What your describing is a distributed transaction? Generally strong consistency is always associated with doing transactional writes where you never see the results of a failed write on a subsequent read no matter what happens. Cassandra has no notion of rollback. That is why no combination will give you strong consistency. The idea is you re-try the failed write and eventually the system would have gotten rid of the previous stale write.

Avinash
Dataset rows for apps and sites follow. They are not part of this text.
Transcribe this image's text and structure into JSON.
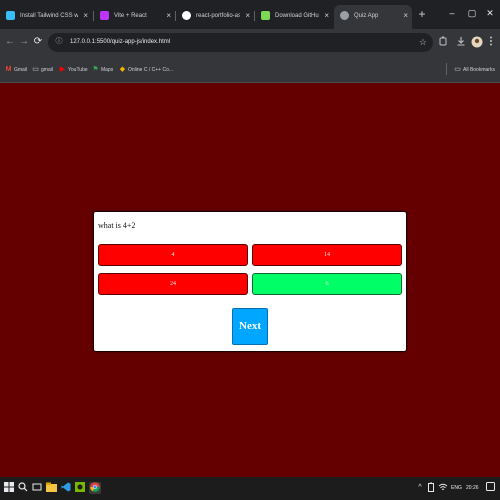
{
  "tabs": [
    {
      "title": "Install Tailwind CSS with",
      "favicon_color": "#38bdf8"
    },
    {
      "title": "Vite + React",
      "favicon_color": "#bd34fe"
    },
    {
      "title": "react-portfolio-assets-l",
      "favicon_color": "#ffffff"
    },
    {
      "title": "Download GitHub client",
      "favicon_color": "#7ed957"
    },
    {
      "title": "Quiz App",
      "favicon_color": "#9aa0a6",
      "active": true
    }
  ],
  "tab_close_glyph": "×",
  "new_tab_glyph": "+",
  "window_controls": {
    "minimize": "–",
    "maximize": "▢",
    "close": "✕"
  },
  "nav": {
    "back": "←",
    "forward": "→",
    "reload": "⟳"
  },
  "omnibox": {
    "url": "127.0.0.1:5500/quiz-app-js/index.html",
    "site_info_glyph": "ⓘ",
    "star_glyph": "☆"
  },
  "toolbar_icons": [
    "extensions-icon",
    "download-icon",
    "profile-icon",
    "menu-icon"
  ],
  "bookmarks": [
    {
      "label": "Gmail",
      "icon": "gmail-icon",
      "color": "#ea4335",
      "glyph": "M"
    },
    {
      "label": "gmail",
      "icon": "folder-icon",
      "color": "#cfd2d6",
      "glyph": "▭"
    },
    {
      "label": "YouTube",
      "icon": "youtube-icon",
      "color": "#ff0000",
      "glyph": "▶"
    },
    {
      "label": "Maps",
      "icon": "maps-icon",
      "color": "#34a853",
      "glyph": "⚑"
    },
    {
      "label": "Online C / C++ Co...",
      "icon": "code-icon",
      "color": "#f4b400",
      "glyph": "◆"
    }
  ],
  "all_bookmarks": "All Bookmarks",
  "quiz": {
    "question": "what is 4+2",
    "answers": [
      {
        "text": "4",
        "state": "wrong"
      },
      {
        "text": "14",
        "state": "wrong"
      },
      {
        "text": "24",
        "state": "wrong"
      },
      {
        "text": "6",
        "state": "correct"
      }
    ],
    "next_label": "Next"
  },
  "colors": {
    "page_background": "#650000",
    "wrong_answer": "#ff0000",
    "correct_answer": "#00ff66",
    "next_button": "#00a6ff"
  },
  "taskbar": {
    "language": "ENG",
    "time": "20:26"
  }
}
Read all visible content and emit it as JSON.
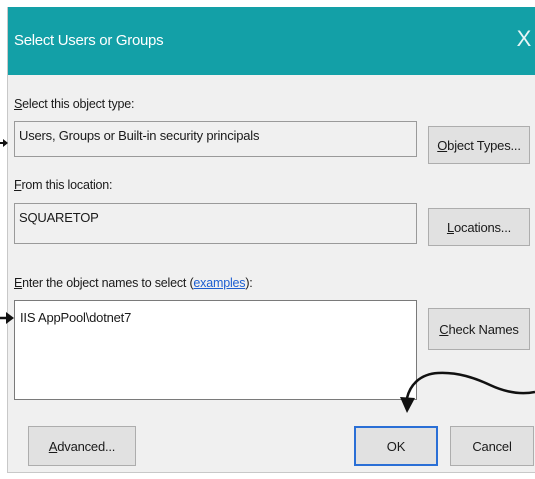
{
  "window": {
    "title": "Select Users or Groups",
    "close_glyph": "X"
  },
  "object_type": {
    "label_accel": "S",
    "label_rest": "elect this object type:",
    "value": "Users, Groups or Built-in security principals",
    "button_accel": "O",
    "button_rest": "bject Types..."
  },
  "location": {
    "label_accel": "F",
    "label_rest": "rom this location:",
    "value": "SQUARETOP",
    "button_accel": "L",
    "button_rest": "ocations..."
  },
  "names": {
    "label_accel": "E",
    "label_rest": "nter the object names to select (",
    "label_link": "examples",
    "label_end": "):",
    "value": "IIS AppPool\\dotnet7",
    "check_accel": "C",
    "check_rest": "heck Names"
  },
  "footer": {
    "advanced_accel": "A",
    "advanced_rest": "dvanced...",
    "ok_label": "OK",
    "cancel_label": "Cancel"
  },
  "colors": {
    "titlebar": "#13a0a7",
    "default_button_border": "#2a6fd6",
    "link": "#1e5fd1"
  },
  "annotations": [
    "arrow-icon",
    "arrow-icon",
    "arrow-icon"
  ]
}
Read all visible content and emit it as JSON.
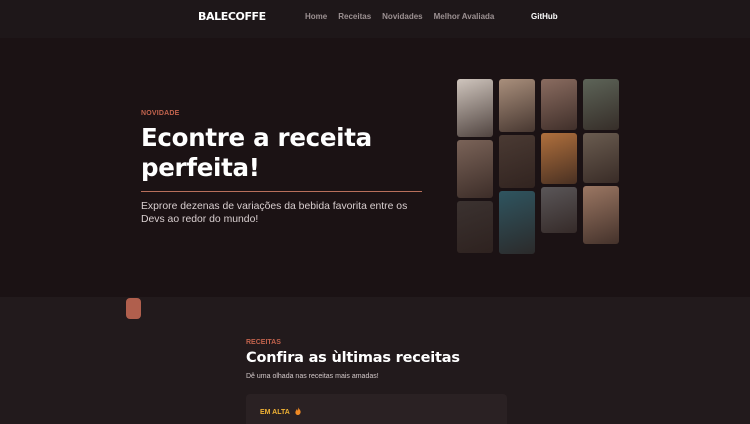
{
  "nav": {
    "brand": "BALECOFFE",
    "links": [
      "Home",
      "Receitas",
      "Novidades",
      "Melhor Avaliada"
    ],
    "github": "GitHub"
  },
  "hero": {
    "eyebrow": "NOVIDADE",
    "title": "Econtre a receita perfeita!",
    "subtitle": "Exprore dezenas de variações da bebida favorita entre os Devs ao redor do mundo!"
  },
  "gallery": {
    "images": [
      {
        "name": "pour-over-photo",
        "color": "#cfc5bd"
      },
      {
        "name": "latte-art-cup-photo",
        "color": "#a98f7c"
      },
      {
        "name": "espresso-machine-photo",
        "color": "#8a6c60"
      },
      {
        "name": "man-with-coffee-photo",
        "color": "#5d6458"
      },
      {
        "name": "coffee-beans-photo",
        "color": "#7a6358"
      },
      {
        "name": "cafe-people-photo",
        "color": "#4a3a33"
      },
      {
        "name": "iced-coffee-photo",
        "color": "#b0703d"
      },
      {
        "name": "coffee-shop-photo",
        "color": "#6a5c50"
      },
      {
        "name": "barista-pouring-photo",
        "color": "#3b3230"
      },
      {
        "name": "laptop-coffee-photo",
        "color": "#2f5560"
      },
      {
        "name": "drinks-table-photo",
        "color": "#5a5658"
      },
      {
        "name": "woman-drinking-photo",
        "color": "#9b7763"
      }
    ]
  },
  "section": {
    "eyebrow": "RECEITAS",
    "title": "Confira as ùltimas receitas",
    "subtitle": "Dê uma olhada nas receitas mais amadas!",
    "badge": "EM ALTA"
  },
  "colors": {
    "accent": "#c2634d",
    "badge": "#f0b234",
    "background": "#1b1214"
  }
}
On Thu, Apr 8, 2010 at 8:29 AM, Jeremy Dunck <jdunck@gmail.com> wrote:
On Thu, Apr 8, 2010 at 7:16 AM, Gary Dusbabek <gdusbabek@gmail.com> wrote:
> On Thu, Apr 8, 2010 at 02:55, Paul Prescod <paul@ayogo.com> wrote:
>> In this¹ debate, there seemed to be consensus on the following fact:
>>
>> "In Cassandra, say you use N=3, W=3 & R=1. Let’s say you managed to
>> only write to replicas A & B, but not C. In this case Cassandra will
>> return an error to the application saying the write failed- which is
>> acceptable given than W=3. But Cassandra does not cleanup/rollback the
>> writes that happened to A & B."
>>
>
> correct: no rolling back.  Cassandra does go out of its way to make
> sure the cluster is healthy enough to begin the write though.

I think the general answer here is don't use R=1 if you can't tolerate
inconsistency?  Still the point of confusion -- if W=3 and the write
succeeds on 2 nodes but fails the 3rd, the write fails (to the
updating client), but is the data on the two successful nodes still
readable (i.e. reading from what was actually a failed write)?